For the cookies
1 cup (2 sticks/228 grams) unsalted butter, melted and cooled slightly
3/4 cup (150 grams) granulated sugar
1 teaspoon vanilla extract
1 cup (200 grams) semisweet chocolate chips, melted and cooled slightly
1 egg
1 1/2 cups (210 grams) unbleached all-purpose flour
3/4 cup (90 grams) Dutch-processed cocoa powder
1 teaspoon kosher salt
1/2 teaspoon baking soda

For the vanilla cream filling
1/2 cup (1 stick/114 grams) unsalted butter, softened
1 2/3 cups (230 grams) confectioners’ sugar
1 teaspoon vanilla extract
1 tablespoon milk
Pinch of kosher salt

Make the cookies
1. In a medium bowl, whisk together the butter and granulated sugar until well combined. Whisk in the vanilla and chocolate. Add the egg and whisk until thoroughly incorporated.

2. In another medium bowl, stir together the flour, cocoa powder, salt, and baking soda until well mixed. Using a wooden spoon, stir the flour mixture into the chocolate mixture. The dough will start to seem too floury, and you will find it easiest to switch to mixing it with your hands until it comes together. It will have the consistency of Play-Doh. Let the dough sit at room temperature for about 1 hour to firm up.

3. Transfer the dough to a 15-inch square sheet of parchment or waxed paper. Using your hands, shape the dough into a rough log about 10 inches long and 2 1/2 inches in diameter. Place the log at the edge of the sheet of parchment paper, and roll the parchment around the log. With the log fully encased in parchment, roll it into a smoother log, keeping it at 2 1/2 inches in diameter. Refrigerate for at least 2 hours, or until firm. The log may settle and sink a bit in the fridge, so reroll it every 15 minutes or so to maintain a nice round log. (At this point, the dough log can be well wrapped in plastic wrap and stored in the refrigerator for up to 1 week or in the freezer for up to 1 month. If the dough is frozen, thaw it overnight in the refrigerator before proceeding.)

4. Position a rack in the center of the oven, and heat the oven to 325°F. Butter a baking sheet or line it with parchment paper.

5. Cut the dough log into 1/4-inch-thick slices. Place the slices about 1 inch apart on the prepared baking sheet.

6. Bake for 20 to 25 minutes or until the cookies are firm to the touch. Check them frequently after 16 or 17 minutes, poking them in the middle. As soon as they feel firm to the touch, remove them from the oven. You can’t judge by color because they start out black. Let cool on the baking sheet to warm or room temperature. They don’t have to cool completely before you fill them, but you can’t fill them while they are hot.

Make the filling
1. While the cookies are cooling, using a stand mixer fitted with the paddle attachment (or a handheld mixer), beat the butter on low speed for about 30 seconds, or until completely smooth and soft. Add the confectioners’ sugar and vanilla and beat until the mixture is per¬fectly smooth.
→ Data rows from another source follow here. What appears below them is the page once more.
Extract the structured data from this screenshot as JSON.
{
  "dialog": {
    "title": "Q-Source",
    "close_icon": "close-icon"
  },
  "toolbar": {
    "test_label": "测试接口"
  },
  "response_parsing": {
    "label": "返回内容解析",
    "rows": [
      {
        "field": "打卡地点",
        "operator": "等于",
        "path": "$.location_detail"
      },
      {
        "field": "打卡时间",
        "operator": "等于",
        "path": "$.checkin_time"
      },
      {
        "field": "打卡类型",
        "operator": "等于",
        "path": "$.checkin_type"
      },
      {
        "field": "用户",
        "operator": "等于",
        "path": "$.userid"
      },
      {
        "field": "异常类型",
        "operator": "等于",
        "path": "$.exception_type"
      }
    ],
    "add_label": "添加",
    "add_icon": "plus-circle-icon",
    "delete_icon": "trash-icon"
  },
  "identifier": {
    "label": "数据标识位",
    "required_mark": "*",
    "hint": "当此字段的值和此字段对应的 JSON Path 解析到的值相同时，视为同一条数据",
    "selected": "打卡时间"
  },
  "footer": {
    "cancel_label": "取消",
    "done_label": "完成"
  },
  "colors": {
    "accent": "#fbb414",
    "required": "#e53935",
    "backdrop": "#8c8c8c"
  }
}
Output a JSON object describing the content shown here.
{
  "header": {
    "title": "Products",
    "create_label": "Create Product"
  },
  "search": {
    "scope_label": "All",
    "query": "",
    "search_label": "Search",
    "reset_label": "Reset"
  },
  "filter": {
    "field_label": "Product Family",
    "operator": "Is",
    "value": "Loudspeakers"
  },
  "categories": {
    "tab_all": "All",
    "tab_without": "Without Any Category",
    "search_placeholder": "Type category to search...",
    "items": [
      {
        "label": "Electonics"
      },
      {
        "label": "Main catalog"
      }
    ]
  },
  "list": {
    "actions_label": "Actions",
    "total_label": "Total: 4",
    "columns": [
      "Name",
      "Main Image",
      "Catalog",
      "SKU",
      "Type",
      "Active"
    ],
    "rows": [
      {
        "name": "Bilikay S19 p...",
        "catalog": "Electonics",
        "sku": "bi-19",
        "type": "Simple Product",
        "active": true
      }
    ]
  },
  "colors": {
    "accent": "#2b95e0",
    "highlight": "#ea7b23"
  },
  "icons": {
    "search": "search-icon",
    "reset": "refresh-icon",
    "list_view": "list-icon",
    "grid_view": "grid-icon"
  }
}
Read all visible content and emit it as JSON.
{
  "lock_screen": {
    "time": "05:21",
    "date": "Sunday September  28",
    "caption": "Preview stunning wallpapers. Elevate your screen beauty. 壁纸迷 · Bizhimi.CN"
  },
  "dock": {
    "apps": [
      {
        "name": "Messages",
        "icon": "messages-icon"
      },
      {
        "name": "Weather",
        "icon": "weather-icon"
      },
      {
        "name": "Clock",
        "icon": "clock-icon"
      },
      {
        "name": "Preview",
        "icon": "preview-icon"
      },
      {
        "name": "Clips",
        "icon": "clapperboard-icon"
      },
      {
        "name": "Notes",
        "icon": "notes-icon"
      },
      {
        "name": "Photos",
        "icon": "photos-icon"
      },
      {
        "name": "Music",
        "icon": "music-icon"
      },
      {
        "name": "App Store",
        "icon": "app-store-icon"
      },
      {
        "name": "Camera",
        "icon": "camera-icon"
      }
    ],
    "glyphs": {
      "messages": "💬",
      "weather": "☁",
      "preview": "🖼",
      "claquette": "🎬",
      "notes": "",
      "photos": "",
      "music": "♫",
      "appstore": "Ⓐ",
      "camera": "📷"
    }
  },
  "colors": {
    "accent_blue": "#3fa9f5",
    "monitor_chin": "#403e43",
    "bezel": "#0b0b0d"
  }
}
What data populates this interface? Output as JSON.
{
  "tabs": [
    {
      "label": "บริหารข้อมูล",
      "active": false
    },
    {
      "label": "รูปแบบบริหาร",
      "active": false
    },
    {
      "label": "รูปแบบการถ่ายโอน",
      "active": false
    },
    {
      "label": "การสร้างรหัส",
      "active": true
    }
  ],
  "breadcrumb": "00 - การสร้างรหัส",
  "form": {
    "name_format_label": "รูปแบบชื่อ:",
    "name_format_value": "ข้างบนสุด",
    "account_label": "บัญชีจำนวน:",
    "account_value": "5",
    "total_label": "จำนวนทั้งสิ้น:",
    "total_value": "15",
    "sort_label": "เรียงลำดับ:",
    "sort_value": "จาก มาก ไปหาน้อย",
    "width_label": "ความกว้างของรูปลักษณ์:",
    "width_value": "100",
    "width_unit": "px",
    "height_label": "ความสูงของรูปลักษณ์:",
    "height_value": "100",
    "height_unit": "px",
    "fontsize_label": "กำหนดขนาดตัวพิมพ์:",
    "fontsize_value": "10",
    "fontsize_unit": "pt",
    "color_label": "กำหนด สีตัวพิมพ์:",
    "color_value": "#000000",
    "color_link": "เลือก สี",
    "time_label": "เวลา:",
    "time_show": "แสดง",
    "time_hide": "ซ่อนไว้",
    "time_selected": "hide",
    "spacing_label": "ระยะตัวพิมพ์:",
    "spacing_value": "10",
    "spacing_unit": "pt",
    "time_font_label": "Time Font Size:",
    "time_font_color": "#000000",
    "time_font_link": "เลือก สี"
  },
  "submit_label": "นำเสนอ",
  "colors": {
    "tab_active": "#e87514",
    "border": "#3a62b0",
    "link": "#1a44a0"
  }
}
Add the milk and salt and again beat until smooth. It will look like white spackle and feel about the same—like putty.

2. Scoop about 1 rounded tablespoon of the filling onto the bottom of one cookie. Top with a second cookie, bottom-side down, then press the cookies together to spread the filling toward the edges. Repeat until all of the cookies are filled.

Note: You can also mix this filling by hand. Make sure the butter is very soft, and use your hands to mix and knead the sugar into the butter. You should have about 1 cup. (The filling can be stored in an airtight container at room temperature for up to 2 days or in the refrigerator for up to 2 weeks. Bring to room temperature before using.)

0 replies

Leave a Reply

Want to join the discussion?
Feel free to contribute!

Leave a Reply

Your email address will not be published. Required fields are marked *